and cryptographic keys, at a speed of 15 bit/sec. However, in their method the attacker must find a way to insert the compromised hardware into the organization. In contrast, our method uses the IR LEDs that already exist in surveillance and security cameras and doesn’t require special or malicious
hardware.” continues the paper.

On the other end, an attacker sitting in the range of the security camera’s infrared LED will be able to receive the blinking and use an application developed by the ream to reconstructs stream of data sent through the led blinking.

The researchers also demonstrated that an attacker can use an infrared LED to send new commands to a security camera inside an infected network. The malicious code developed by the experts analyzes the camera’s video feed, detect infrared LED transmissions and convert the incoming blinks into new commands.

The expert implemented a malware prototype and evaluated it with different models of cameras and discussed preventive and defensive countermeasures.

“Our evaluation shows that an attacker can use IR and surveillance cameras to communicate over the air-gap to a distance of tens to hundreds of meters away.
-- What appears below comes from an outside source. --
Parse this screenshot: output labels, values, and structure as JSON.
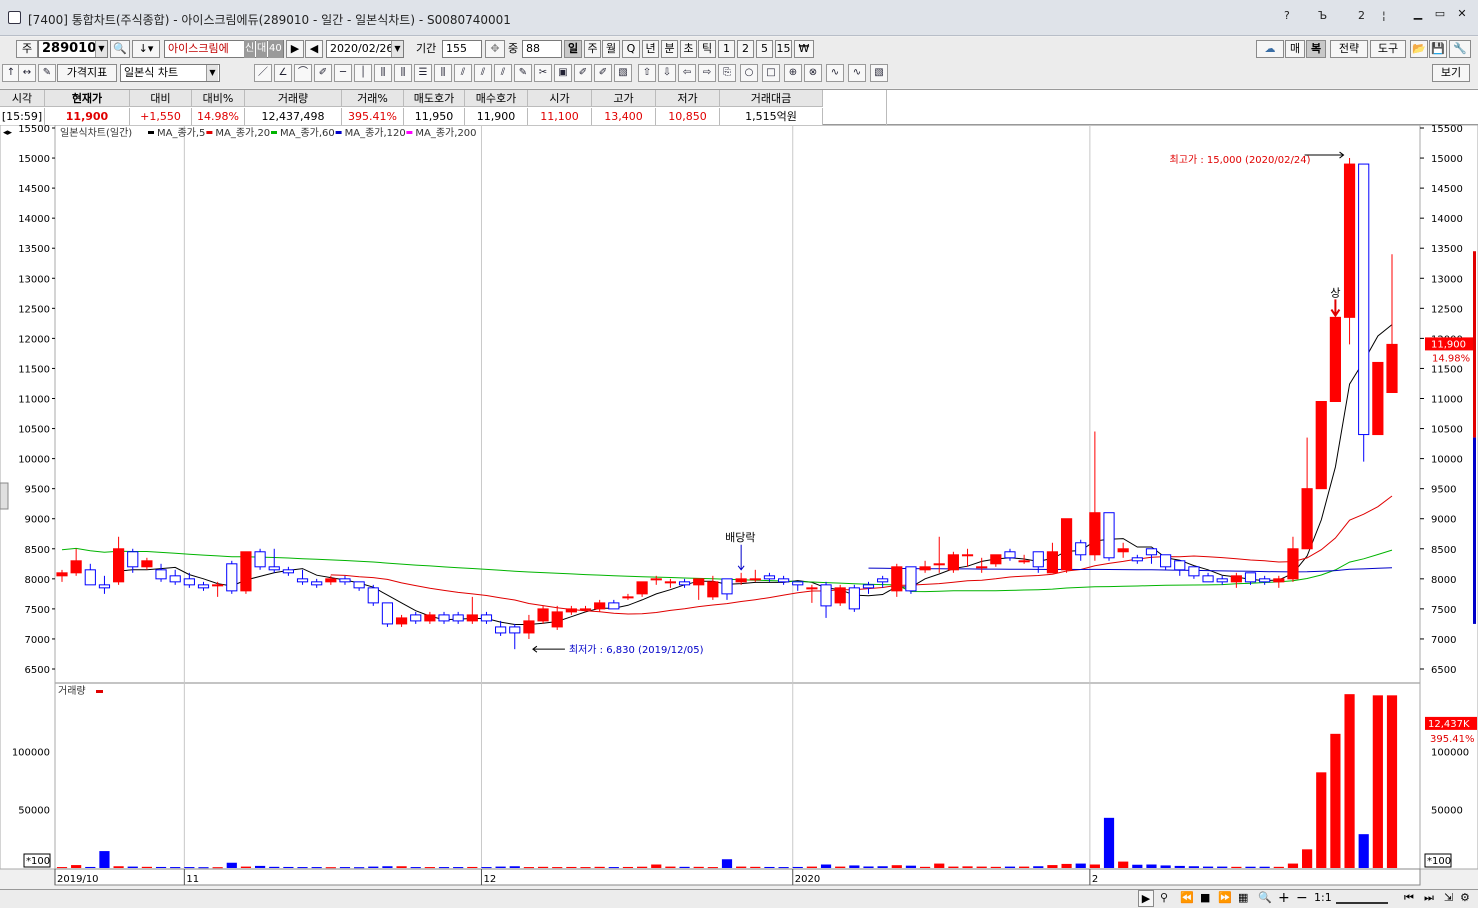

We demonstrate how data can be leaked from the network at a bit rate of 20 bit/sec (per camera) and be delivered to the network at bit rate of more than 100 bit/sec (per camera).” states the paper.

The exfiltration speed obtained by the researchers is low compared to the one obtained with other techniques tested by the same group of researchers. In July, the team of experts led by the expert Mordechai Guri developed a specific firmware dubbed xLED that allowed them to control the LED while the router is working. The router LEDs were used to exfiltrate data from air-gapped networks with better performance compared with aIR-Jumper.

The researchers explained that infrared signals are better than router LEDs because infrared signals bounce of nearby surfaces with a higher reflection rate, this means that attackers don’t necessarily need a line of sight to the camera.

In the following table, the aIR-Jumper technique is compared with others devised by the research team

aIR-Jumper IR

In their research paper. the team proposes a series of software and hardware countermeasures, such as window shielding, IR LED activity monitoring, firmware controls for disabling IR support, irregular access to camera API functions, suspicious traffic detection (LED control), and also LEDs covering /disconnecting.

I reached Mordechai Guri for a comment:

“This air-gap covert-channel is unique since it allow attackers to establish a bi-directional communication with a remote attacker, like a TCP/IP connection with IR signals and security cameras: you can send a request and receive a response. Almost all existing air-gap covert-channels allows only one way communication” 

The experts published two videos PoC that show how they send commands to the aIR-Jumper malware via the security camera, and how they exfiltrate data from the affected network.

Pierluigi Paganini

(Security Affairs – aIR-Jumper, air-gapped network)

The post aIR-Jumper – A malware exfiltrates data via security cameras and infrared appeared first on Security Affairs.



Comments

comments

Leave a Reply